The girl considered opting for her foot, given that her finger was not working.
Recurrently she poked her brother’s shoulder, but he continued to stare out the backseat window. She felt as if she was jabbing a loaf of bread and wishing it to say “what?” and knowing that it would not. This was not the response she wanted.
“Alex,” she said. “Alex, Alex, Alex.” He remained undisturbed. They would not be able to say goodbye like this. She began to unbend her knee, thinking as she always did when it was the goodbye time, that a kick, softly, smartly delivered—not executed in abrading—or upbraiding—fashion would result in him turning to her so that the goodbye would last longer, in case there were to be no more. She pondered, fidgeted. Took stock of the floor, noted the pebbles at her feet, observed her calf. It reminded her of a champagne glass. The bottom near her ankle, where her skin seemed to draw in on itself, was the start of the stem; the base of her muscle, like pink pudding, the rounding out of the hollow where the first-poured liquid would splash and fizz.
She had never tasted champagne. It always seemed like it was raining during these car rides, as their parents sat in the front seat, murmuring, praying, but she knew that could not have been true. Weather does not work that way. Nothing does. Weather nowhere in the world.
Jassie stopped her poking, re-bent her knee, having decided against the use of her foot. Now she would be still. There was an order of operations to these car rides, the lead-up to the goodbye. She looked at her brother. The underside of his jaw seemed to glow as if translucent strips of silver—blotting paper made from an extract of fireflies and melted salvers—had dissolved into his skin, accounting for its hue, like a zinc beam playing in the refraction field of a tiger eye marble.
The rain always reflected the gray light that way as they drove. The edges of his mouth were not discernible as portions of lip. The redness had gone. He looked off-handedly galvanized. The red would come back when he opened his mouth again. Now it just looked like additional skin from his cheeks or his chin, poised in case some kind of a graft was needed.
Each time she attempted to come up with both the best goodbye and a goodbye that would mean he would come back to her, that it would not be the final one. She tried to put magic into her goodbyes, boomerang goodbyes. She wasn’t sure if they had been working and that was why Alex came back. He might have come back anyway, but she did not want to take any chances. She knew he was going to sit at the piano and play the best he could, try to play the best anyone could, with everything that made Alex what Alex was. So she tried to say goodbye the same way, to balance him and her, and make sure he came back again.
The car stopped at the musicians’ entrance behind the symphony hall. First her hands went around his neck. She always hugged at the neck when they were sitting. It was hard because she wanted to be with him again in a couple of hours, but if they never saw each other again, she also wanted to make sure she said goodbye the best way possible.

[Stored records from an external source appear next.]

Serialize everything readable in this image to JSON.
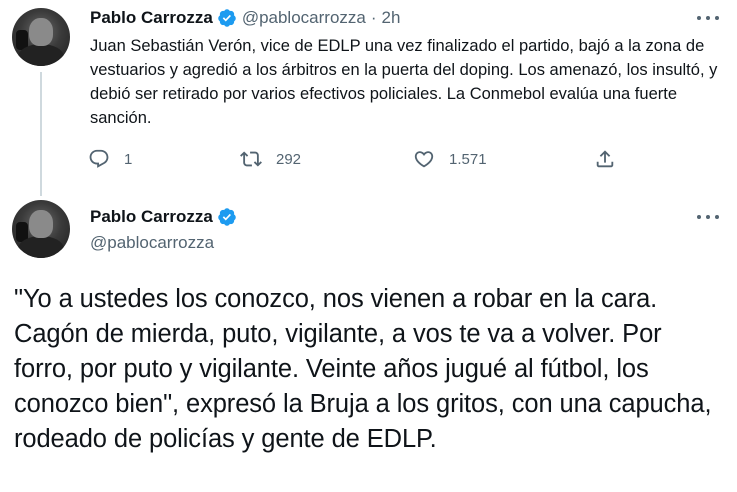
{
  "reply_tweet": {
    "author_name": "Pablo Carrozza",
    "handle": "@pablocarrozza",
    "separator": "·",
    "time": "2h",
    "text": "Juan Sebastián Verón, vice de EDLP una vez finalizado el partido, bajó a la zona de vestuarios y agredió a los árbitros en la puerta del doping. Los amenazó, los insultó, y debió ser retirado por varios efectivos policiales. La Conmebol evalúa una fuerte sanción.",
    "replies": "1",
    "retweets": "292",
    "likes": "1.571"
  },
  "main_tweet": {
    "author_name": "Pablo Carrozza",
    "handle": "@pablocarrozza",
    "text": "\"Yo a ustedes los conozco, nos vienen a robar en la cara. Cagón de mierda, puto, vigilante, a vos te va a volver. Por forro, por puto y vigilante. Veinte años jugué al fútbol, los conozco bien\", expresó la Bruja a los gritos, con una capucha, rodeado de policías y gente de EDLP."
  },
  "colors": {
    "verified": "#1d9bf0",
    "secondary_text": "#536471",
    "primary_text": "#0f1419",
    "thread_line": "#cfd9de"
  },
  "icons": [
    "verified-badge-icon",
    "reply-icon",
    "retweet-icon",
    "like-icon",
    "share-icon",
    "more-options-icon"
  ]
}
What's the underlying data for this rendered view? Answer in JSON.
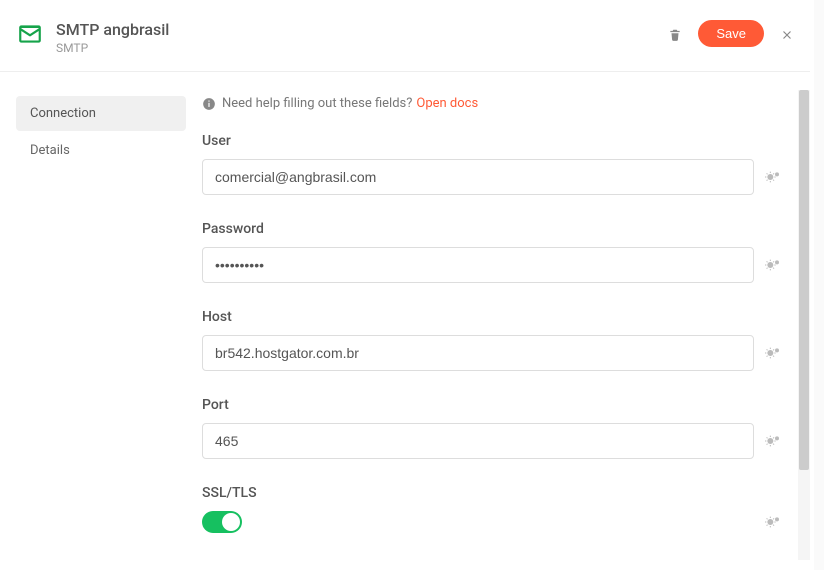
{
  "header": {
    "title": "SMTP angbrasil",
    "subtitle": "SMTP",
    "save_label": "Save"
  },
  "sidebar": {
    "items": [
      {
        "label": "Connection",
        "active": true
      },
      {
        "label": "Details",
        "active": false
      }
    ]
  },
  "help": {
    "text": "Need help filling out these fields?",
    "link": "Open docs"
  },
  "fields": {
    "user": {
      "label": "User",
      "value": "comercial@angbrasil.com"
    },
    "password": {
      "label": "Password",
      "value": "••••••••••"
    },
    "host": {
      "label": "Host",
      "value": "br542.hostgator.com.br"
    },
    "port": {
      "label": "Port",
      "value": "465"
    },
    "ssltls": {
      "label": "SSL/TLS",
      "value": true
    }
  }
}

“I won’t kick you anymore,” she said. “I’m sorry. Goodbye.”
He said goodbye, too, red restored to the edges of his mouth.